In this way, the Office of the Governor was given far greater reach into the day-to-day operations of the independent, government watchdog agencies.
However, as the Office of Governmental Accountability’s website notes, even today, each entity within the Office of Governmental Accountability “retains its independent decision-making authority, including for budgetary and employment decisions.”
But just a couple of weeks ago, as part of his proposed state budget, Governor Malloy and his OPM Secretary, Ben Barnes, proposed doing way with that independent budget and employment decision-making authority.
As Representative Cafero explained, “All these watchdogs we rely on to ensure the rights of individuals and root out government fraud and mismanagement would fall under authority of an appointee of the governor. We will be losing any autonomy in these units.’’
Considering Connecticut’s long standing commitment to good government and independent watchdog agencies, the Governor’s decision to make this unprecedented power grab is beyond belief.
But that is exactly what Governor Malloy has done…
And to date, only the Republican legislators have stood up to say they will fight to put an end to Malloy’s proposal.
Ben Barnes (OPM Secretary), Ethics, Freedom of Information, Malloy, Office of State Ethics, State Budget, State Elections Enforcement Commission, State Politics Freedom of Information Commission, Malloy, Office of State Ethics, State Budget, State Elections Enforcement Commission

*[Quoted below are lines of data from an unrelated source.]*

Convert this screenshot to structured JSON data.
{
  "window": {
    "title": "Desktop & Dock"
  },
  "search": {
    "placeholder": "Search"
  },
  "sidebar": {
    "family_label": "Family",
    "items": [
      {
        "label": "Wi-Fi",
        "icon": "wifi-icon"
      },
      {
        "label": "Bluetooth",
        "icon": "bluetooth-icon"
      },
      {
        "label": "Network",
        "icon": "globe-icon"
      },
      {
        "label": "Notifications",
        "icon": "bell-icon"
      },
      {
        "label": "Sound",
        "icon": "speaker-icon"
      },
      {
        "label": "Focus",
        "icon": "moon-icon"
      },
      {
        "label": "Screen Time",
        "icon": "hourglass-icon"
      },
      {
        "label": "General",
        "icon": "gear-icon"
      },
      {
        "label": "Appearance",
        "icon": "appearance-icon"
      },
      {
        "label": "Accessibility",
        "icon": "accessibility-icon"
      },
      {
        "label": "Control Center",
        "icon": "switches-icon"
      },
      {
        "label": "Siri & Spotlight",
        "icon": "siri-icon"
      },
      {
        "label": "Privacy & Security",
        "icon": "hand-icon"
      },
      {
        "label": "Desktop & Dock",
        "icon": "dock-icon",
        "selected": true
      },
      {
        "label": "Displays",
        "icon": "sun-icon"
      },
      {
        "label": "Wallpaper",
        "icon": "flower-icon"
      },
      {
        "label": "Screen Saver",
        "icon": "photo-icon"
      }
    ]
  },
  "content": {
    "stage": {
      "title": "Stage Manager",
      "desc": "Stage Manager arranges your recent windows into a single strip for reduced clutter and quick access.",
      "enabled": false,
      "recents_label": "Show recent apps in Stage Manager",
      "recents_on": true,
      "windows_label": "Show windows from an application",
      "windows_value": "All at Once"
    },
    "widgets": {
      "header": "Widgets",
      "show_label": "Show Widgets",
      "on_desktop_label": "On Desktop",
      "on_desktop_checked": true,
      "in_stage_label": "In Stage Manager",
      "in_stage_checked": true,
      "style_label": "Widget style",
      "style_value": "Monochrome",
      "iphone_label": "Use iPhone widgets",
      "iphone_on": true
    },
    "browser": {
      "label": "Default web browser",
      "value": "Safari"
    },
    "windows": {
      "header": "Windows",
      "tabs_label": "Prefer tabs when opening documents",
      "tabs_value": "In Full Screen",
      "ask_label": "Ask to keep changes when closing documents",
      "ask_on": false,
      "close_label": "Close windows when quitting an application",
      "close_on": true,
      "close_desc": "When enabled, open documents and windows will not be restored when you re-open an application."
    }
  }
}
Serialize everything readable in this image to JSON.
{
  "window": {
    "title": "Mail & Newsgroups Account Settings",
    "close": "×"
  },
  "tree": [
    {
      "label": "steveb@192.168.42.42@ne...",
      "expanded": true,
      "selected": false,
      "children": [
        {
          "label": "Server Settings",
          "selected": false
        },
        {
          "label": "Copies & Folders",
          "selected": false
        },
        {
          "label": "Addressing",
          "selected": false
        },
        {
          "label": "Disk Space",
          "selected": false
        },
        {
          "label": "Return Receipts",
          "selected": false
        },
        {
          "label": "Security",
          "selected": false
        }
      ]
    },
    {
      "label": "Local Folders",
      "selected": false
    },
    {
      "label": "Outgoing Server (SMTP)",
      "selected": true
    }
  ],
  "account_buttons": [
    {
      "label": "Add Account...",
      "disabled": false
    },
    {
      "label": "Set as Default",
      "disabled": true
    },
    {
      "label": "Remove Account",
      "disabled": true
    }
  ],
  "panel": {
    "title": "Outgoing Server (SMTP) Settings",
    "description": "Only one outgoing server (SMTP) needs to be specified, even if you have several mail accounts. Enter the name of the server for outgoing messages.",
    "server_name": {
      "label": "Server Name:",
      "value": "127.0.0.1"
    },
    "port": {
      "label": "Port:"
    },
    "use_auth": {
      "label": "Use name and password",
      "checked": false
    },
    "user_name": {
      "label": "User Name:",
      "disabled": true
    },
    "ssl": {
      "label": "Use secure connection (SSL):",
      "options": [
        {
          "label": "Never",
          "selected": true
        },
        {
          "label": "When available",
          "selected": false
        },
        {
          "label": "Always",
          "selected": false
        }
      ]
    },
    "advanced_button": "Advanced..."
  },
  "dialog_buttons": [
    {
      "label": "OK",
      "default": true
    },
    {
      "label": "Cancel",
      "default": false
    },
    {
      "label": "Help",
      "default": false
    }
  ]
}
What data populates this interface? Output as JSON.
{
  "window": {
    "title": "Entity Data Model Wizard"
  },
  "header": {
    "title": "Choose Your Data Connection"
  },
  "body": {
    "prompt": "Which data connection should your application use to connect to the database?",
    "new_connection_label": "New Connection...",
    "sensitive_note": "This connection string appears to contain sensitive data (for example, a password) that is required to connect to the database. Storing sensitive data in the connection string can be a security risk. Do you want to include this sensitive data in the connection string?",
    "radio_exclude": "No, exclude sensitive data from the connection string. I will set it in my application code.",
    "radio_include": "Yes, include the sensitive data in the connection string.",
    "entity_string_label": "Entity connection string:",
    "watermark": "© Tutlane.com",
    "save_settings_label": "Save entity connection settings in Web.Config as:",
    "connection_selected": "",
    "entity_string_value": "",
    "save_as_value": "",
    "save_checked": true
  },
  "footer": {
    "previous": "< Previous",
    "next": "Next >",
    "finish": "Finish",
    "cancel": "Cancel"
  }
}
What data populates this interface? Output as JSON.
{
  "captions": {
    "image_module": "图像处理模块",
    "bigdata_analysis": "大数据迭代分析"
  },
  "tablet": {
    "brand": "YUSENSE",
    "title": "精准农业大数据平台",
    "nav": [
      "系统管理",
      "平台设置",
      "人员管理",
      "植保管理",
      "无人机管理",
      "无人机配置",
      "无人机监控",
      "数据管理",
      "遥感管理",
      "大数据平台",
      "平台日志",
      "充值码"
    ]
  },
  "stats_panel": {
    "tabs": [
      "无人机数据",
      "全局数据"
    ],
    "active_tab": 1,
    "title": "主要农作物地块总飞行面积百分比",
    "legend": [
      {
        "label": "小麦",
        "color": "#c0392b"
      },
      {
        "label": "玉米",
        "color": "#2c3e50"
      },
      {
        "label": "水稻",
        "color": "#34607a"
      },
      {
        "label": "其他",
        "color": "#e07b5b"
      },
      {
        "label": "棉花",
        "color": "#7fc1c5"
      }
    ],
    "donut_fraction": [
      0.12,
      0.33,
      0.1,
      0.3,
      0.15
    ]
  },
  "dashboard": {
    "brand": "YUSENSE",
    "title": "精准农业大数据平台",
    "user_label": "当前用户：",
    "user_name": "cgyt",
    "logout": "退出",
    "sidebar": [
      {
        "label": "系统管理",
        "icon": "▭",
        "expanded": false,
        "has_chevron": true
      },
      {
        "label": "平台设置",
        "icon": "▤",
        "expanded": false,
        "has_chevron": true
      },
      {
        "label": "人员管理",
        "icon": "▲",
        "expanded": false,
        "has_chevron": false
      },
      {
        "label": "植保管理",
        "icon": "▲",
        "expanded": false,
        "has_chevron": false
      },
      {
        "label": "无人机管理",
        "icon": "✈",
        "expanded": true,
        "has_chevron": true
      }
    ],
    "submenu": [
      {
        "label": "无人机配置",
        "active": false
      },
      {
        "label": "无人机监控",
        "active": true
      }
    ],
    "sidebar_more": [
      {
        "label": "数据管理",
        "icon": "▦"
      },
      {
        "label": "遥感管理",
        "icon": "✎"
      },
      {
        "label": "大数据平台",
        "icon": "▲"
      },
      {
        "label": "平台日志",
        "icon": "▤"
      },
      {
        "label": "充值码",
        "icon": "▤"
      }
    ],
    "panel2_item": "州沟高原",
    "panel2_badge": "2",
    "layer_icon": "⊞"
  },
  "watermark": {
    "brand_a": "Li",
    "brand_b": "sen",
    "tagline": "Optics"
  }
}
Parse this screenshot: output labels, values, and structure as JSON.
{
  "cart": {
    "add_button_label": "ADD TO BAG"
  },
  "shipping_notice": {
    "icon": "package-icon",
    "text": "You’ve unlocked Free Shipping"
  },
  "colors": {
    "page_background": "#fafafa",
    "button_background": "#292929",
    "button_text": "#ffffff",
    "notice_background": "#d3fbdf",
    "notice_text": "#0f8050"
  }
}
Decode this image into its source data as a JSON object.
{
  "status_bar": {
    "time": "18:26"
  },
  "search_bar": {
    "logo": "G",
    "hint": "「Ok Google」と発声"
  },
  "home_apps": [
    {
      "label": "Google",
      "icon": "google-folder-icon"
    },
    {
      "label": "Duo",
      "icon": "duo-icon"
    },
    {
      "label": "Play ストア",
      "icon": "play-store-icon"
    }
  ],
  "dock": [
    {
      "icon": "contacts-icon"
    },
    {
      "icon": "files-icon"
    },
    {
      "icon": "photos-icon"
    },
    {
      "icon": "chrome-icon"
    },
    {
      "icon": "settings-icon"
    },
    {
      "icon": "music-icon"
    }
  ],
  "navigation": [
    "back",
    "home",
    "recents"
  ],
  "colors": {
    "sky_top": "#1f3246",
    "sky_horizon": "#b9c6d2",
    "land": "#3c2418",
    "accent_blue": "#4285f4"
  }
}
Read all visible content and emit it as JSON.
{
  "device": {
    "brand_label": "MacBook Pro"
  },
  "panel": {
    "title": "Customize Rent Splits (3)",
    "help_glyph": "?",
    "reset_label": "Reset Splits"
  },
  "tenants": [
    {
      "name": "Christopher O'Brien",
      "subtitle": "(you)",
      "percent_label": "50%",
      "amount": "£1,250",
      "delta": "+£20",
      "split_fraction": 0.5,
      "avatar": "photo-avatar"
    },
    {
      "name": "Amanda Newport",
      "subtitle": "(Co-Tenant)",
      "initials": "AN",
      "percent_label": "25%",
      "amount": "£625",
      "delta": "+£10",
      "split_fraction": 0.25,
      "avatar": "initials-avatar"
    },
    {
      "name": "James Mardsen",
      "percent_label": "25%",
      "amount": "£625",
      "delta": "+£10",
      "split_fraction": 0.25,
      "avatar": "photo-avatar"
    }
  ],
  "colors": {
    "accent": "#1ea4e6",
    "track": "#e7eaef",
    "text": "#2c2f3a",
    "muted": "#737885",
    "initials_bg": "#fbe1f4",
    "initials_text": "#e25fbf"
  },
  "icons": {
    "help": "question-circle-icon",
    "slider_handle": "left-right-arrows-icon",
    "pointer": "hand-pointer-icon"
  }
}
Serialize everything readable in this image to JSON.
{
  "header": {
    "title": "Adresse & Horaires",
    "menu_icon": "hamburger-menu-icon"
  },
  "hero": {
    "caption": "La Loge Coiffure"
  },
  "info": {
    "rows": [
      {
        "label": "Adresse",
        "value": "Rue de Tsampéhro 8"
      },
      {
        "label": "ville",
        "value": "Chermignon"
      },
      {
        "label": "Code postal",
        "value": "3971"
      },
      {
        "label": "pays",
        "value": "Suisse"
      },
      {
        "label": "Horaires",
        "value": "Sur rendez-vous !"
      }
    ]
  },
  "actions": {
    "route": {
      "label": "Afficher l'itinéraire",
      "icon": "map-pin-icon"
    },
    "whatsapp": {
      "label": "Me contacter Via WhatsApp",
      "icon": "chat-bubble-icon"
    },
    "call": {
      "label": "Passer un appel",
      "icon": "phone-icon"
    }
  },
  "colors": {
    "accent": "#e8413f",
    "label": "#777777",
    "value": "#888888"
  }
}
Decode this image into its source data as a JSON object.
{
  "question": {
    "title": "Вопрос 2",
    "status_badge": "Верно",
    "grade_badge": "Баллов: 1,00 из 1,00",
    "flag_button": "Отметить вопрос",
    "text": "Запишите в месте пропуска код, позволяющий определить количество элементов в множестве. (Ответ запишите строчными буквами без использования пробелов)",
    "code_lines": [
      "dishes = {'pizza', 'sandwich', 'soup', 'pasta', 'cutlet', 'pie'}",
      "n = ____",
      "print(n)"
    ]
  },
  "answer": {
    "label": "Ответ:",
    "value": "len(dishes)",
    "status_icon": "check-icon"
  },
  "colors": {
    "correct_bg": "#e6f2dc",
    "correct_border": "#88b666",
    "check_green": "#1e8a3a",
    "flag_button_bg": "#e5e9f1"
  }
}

In his first budget, Governor Malloy went a long way toward undermining the effectiveness of Connecticut’s landmark Freedom of Information Commission, Office of State Ethics, State Elections Enforcement Commission and Connecticut’s other watch dog and good government agencies by merging them into a single agency, reducing their resources and giving financial control to a political appointee.
Although he somehow forgot to mention it during his speech last week, Malloy’s new state budget plan takes another giant leap forward in his effort to destroy Connecticut’s once stellar standing as having one of the best good government programs in the nation.
The CTMirror has the details in an article entitled “Howls as Malloy tries to shorten leash on watchdogs,” but the quote of the day goes to Malloy’s Secretary of the Office of Policy and Management, Ben Barnes, who says of the proposal to destroy the remaining independence of the watchdog agencies, “There is nothing insidious about this.”
As quoted in the CTMirror article, James H. Smith, president of the Connecticut Council on Freedom of Information explains, “These proposals can only be explained as an effort to gain control over the guarantors of transparency and integrity in government…We ask why the Malloy administration is determined to emasculate the independent watchdogs?”
As the CTMirror explains, “Malloy’s plan would give a gubernatorial appointee, the executive director of the Office of Government Accountability, the authority to assign and discipline lawyers whose duties could include investigating Malloy or some future governor.”
The CTMirror summarizes the situation noting, “The change would remove a layer of political insulation that protects the agencies and the governor: The watchdogs are free of executive influence, real or perceived; and the governor’s office is protected against accusations of protecting friends or punishing enemies.”
Imagine what the Democrats would be saying if a Republican governor made such an outrageous proposal.
I bet if we listen carefully, we can hear John Rowland laughing…